While living in Toronto from 2008 through 2015, I got superficially involved in an activist movement bent on exposing and criticizing the environmental damage and human rights abuses caused by Canadian mining companies abroad – particularly in the global South. I got more seriously involved with volunteering at a mental health hospital, where for five and a half years I co-facilitated a creative writing group for inpatients (some of them long-term), outpatients, and community members – often homeless – who were just looking for a diversion on a Wednesday night.
Every week we would gather, offer a topic or writing prompt, and see what people wrote. We tried to keep the environment as open and non-hierarchical as possible, breaking down distinctions between patients, volunteers, and one patient who eventually became a volunteer! We held readings and parties in the library, inviting outsiders to come in. For one year we ran a blog with writing from the group. For eight years we shared laughter, tears, struggles and joys through our stories; we discussed religion, politics, illness, life, death and love.
Over the years, many people said they appreciated the community that was formed. Sometimes, people who hadn’t picked up a pen in years – after an initial wariness and question of “You’re not going to check our spelling, right?” would write something beautiful, experiencing the joy that comes with telling a story. Some people with severe diagnoses who’d been in the hospital for years looked forward to the group as a change of pace in a monotonous day, a chance to unwind, laugh, and enjoy the company of others.
No, we weren’t “saving the world” in any sense. I will be the first to admit that volunteering is selfish at its core, and, having participated for as long as I did, I got a heck of a lot out of it. I wrote poems and essays that I went on to publish; I escaped the isolating ivory tower of grad school to feel part of a wider world; I encountered new perspectives and met people I probably never would have spoken to otherwise; I learned skills that I continue to use in my current work, every day. Most important, I made some wonderful friends who are very dear to me today. As it turned out, one of them was a worker – in corporate social responsibility – for a controversial Canadian mining company. Learning of her work, I was initially nervous. Would our discussions grow heated? Would we find it hard to get along? Instead, talking to her, I realized that – even in our attitudes toward mining and environmentalism – we had much more in common than not. And I most likely never would have encountered her had I not signed up to volunteer for a cause that was much less controversial, yet nevertheless still worthy.

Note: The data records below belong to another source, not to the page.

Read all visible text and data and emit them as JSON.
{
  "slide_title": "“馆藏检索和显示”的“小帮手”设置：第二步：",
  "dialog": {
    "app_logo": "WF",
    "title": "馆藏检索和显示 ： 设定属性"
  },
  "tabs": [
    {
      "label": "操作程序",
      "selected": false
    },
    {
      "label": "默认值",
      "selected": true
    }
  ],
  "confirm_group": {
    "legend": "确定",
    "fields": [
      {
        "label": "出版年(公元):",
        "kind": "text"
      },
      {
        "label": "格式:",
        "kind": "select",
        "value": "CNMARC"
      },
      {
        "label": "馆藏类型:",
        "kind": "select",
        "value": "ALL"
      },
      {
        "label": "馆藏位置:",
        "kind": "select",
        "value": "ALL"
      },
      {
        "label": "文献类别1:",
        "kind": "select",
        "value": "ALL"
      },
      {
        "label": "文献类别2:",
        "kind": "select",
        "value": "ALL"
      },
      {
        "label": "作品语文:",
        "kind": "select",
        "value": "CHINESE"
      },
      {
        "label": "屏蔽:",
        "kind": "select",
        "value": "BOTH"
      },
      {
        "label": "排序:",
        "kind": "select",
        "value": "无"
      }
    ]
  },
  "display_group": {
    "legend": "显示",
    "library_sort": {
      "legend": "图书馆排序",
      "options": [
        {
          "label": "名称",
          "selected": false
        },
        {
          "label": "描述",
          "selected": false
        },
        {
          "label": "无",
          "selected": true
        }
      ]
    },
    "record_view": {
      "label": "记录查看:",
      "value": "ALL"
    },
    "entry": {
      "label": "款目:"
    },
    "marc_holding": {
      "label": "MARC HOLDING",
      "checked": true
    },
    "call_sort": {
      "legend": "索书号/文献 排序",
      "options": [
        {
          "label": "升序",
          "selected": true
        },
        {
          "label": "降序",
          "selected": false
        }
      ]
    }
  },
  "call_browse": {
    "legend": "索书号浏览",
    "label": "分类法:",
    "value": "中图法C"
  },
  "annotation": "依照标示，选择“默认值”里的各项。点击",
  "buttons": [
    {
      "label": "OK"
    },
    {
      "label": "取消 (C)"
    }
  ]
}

If you are one of the , if recent developments in the political sphere are making you throw up your hands and cry out, “What can I do?” I will offer a simple proposal: get out into your community and volunteer. Pope Francis has said our Church must be a “field hospital” for those in need, and there is room for the talents and skills of all. On its own, volunteering is not enough. On its own, it probably won’t radically alter the social structures that so many of us want to see changed. But it is better than many of the alternatives – getting into long debates on social media, or simply retreating into private life. Give it a chance. You might be surprised, as I was, at what you learn and whom you encounter.